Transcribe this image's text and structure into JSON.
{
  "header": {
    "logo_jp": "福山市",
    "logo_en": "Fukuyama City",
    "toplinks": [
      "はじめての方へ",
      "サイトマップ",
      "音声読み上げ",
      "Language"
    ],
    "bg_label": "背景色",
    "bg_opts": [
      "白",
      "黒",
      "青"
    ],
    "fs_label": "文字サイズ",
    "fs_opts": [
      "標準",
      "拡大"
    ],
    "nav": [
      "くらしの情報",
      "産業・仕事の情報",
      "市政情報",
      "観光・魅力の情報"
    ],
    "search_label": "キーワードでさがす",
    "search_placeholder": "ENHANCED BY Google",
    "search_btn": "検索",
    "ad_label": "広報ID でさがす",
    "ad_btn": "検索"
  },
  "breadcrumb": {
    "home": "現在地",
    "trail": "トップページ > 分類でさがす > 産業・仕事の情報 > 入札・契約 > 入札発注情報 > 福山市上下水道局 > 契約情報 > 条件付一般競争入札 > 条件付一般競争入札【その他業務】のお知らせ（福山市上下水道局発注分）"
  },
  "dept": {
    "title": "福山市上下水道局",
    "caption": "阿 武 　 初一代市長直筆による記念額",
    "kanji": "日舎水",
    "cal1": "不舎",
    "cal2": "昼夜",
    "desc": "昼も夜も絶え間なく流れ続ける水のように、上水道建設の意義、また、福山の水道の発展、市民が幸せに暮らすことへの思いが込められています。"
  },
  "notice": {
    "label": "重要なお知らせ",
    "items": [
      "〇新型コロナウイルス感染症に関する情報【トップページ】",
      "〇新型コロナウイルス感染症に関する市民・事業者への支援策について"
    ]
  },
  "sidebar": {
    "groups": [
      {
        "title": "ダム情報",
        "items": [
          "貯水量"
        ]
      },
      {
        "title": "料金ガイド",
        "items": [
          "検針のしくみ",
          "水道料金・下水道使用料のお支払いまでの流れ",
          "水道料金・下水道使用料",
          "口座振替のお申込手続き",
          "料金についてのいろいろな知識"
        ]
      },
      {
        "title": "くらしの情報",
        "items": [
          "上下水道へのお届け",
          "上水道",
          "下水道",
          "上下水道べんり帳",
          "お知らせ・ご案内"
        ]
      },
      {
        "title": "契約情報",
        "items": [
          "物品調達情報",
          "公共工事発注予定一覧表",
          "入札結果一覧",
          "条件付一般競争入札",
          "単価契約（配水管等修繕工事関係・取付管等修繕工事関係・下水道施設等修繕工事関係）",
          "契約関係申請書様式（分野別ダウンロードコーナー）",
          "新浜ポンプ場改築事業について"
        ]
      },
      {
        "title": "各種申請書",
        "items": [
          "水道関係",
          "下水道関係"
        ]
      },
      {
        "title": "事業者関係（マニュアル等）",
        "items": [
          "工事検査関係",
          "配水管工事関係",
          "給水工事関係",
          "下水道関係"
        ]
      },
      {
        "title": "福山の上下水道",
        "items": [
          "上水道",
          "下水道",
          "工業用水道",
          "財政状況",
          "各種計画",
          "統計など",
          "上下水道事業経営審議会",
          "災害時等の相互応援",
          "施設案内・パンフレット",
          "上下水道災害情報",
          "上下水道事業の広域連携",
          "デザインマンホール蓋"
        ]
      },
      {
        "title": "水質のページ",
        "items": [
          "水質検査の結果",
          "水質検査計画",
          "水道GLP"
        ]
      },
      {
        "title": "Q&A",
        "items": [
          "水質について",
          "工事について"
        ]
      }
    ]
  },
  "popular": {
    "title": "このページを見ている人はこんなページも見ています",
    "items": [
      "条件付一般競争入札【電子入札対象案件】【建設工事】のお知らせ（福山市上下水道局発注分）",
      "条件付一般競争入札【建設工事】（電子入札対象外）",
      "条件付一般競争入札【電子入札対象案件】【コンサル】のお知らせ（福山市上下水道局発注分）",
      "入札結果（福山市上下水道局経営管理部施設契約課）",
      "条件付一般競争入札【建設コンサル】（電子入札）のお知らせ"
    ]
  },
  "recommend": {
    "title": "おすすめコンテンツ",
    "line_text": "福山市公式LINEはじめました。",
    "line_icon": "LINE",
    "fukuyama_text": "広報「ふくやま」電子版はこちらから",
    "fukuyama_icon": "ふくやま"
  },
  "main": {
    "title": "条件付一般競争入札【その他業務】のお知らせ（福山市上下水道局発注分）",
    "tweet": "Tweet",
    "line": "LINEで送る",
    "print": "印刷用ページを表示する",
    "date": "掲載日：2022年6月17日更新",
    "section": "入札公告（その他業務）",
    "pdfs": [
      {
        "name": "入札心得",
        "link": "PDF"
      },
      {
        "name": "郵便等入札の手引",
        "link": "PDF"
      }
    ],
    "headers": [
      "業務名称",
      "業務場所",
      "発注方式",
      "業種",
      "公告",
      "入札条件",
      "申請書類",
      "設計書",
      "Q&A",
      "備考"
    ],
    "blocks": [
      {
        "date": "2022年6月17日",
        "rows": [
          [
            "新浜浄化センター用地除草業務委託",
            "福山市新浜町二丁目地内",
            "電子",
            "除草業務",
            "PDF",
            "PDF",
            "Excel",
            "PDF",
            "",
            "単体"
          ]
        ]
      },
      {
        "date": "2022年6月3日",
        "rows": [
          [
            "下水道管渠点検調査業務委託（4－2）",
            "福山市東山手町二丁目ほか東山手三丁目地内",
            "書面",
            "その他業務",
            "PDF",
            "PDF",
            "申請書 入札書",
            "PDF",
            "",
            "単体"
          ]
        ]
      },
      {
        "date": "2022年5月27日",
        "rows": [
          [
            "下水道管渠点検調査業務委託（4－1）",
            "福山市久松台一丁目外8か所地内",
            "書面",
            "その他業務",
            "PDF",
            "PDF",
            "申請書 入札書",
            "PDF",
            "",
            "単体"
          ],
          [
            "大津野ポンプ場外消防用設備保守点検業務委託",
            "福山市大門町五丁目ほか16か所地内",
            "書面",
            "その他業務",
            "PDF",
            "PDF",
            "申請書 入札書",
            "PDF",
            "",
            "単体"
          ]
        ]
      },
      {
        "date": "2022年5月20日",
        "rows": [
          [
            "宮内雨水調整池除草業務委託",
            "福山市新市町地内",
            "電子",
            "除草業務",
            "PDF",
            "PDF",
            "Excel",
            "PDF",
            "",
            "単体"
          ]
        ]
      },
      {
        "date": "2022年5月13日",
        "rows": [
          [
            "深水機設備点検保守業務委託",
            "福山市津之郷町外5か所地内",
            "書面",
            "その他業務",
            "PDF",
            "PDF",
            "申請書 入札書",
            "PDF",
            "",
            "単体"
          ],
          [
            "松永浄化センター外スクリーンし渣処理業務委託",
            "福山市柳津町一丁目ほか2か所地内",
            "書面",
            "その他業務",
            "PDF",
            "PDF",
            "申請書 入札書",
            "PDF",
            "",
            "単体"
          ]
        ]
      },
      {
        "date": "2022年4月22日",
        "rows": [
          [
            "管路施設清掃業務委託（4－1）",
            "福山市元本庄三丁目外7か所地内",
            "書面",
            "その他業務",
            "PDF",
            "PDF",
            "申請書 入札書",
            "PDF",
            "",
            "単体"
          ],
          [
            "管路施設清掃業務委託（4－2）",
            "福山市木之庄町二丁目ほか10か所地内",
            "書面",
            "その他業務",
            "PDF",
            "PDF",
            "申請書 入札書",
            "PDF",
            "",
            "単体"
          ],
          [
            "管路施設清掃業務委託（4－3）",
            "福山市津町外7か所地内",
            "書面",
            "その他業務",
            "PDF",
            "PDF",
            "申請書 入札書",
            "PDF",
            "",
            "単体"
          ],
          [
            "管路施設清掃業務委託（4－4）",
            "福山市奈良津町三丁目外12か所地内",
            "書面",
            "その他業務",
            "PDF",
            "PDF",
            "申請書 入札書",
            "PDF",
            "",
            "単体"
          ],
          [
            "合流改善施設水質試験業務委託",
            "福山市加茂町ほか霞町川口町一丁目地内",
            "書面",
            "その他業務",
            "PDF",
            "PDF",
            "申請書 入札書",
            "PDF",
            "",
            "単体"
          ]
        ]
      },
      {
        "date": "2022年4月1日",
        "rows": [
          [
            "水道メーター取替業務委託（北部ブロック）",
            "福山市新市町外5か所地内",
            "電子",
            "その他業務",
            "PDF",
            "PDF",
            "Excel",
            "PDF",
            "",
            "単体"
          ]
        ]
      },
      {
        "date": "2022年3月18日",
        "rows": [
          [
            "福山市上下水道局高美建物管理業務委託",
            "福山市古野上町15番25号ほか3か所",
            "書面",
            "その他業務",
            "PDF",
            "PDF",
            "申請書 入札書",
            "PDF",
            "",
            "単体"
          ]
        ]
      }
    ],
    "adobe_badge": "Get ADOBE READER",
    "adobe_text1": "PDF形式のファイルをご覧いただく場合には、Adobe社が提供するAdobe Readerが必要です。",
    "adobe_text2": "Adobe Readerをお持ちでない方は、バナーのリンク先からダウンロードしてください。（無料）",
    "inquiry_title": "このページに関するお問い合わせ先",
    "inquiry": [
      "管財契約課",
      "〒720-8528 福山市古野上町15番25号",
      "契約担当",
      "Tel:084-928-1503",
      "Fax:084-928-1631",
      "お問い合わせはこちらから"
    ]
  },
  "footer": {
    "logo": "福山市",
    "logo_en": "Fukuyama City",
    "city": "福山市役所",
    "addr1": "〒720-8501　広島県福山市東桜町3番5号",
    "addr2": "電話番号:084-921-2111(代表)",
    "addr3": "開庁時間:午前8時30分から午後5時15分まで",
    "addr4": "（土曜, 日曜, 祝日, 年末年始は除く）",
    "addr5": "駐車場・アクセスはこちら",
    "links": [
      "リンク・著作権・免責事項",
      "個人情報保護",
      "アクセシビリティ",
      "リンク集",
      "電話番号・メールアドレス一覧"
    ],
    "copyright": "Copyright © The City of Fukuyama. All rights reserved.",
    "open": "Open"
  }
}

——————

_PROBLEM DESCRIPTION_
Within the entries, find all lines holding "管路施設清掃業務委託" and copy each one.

_ANSWER SECTION_
            "管路施設清掃業務委託（4－1）",
            "管路施設清掃業務委託（4－2）",
            "管路施設清掃業務委託（4－3）",
            "管路施設清掃業務委託（4－4）",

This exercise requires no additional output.